§ **TASK DIRECTIONS**
How many lines in the material below include the string "Número"? Answer with the number only.

──────── MATERIAL SUPPLIED ────────

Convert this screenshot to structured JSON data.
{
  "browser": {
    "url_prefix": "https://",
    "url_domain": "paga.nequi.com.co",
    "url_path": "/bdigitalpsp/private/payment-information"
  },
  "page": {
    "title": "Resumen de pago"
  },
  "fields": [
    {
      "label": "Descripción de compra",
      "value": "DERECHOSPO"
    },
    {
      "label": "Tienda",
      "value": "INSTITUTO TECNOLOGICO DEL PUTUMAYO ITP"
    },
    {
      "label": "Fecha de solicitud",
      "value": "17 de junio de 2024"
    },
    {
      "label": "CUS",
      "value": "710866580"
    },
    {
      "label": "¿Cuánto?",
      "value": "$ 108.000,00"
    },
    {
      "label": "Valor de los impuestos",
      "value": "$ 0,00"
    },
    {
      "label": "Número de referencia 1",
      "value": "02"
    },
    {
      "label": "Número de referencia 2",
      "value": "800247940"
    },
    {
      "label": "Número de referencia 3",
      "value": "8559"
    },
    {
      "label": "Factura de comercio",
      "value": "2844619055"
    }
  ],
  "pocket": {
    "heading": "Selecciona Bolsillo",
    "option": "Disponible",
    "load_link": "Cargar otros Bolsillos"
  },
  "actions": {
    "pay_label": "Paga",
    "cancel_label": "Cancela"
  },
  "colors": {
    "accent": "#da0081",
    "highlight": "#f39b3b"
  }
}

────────

§ **RESPONSE**
3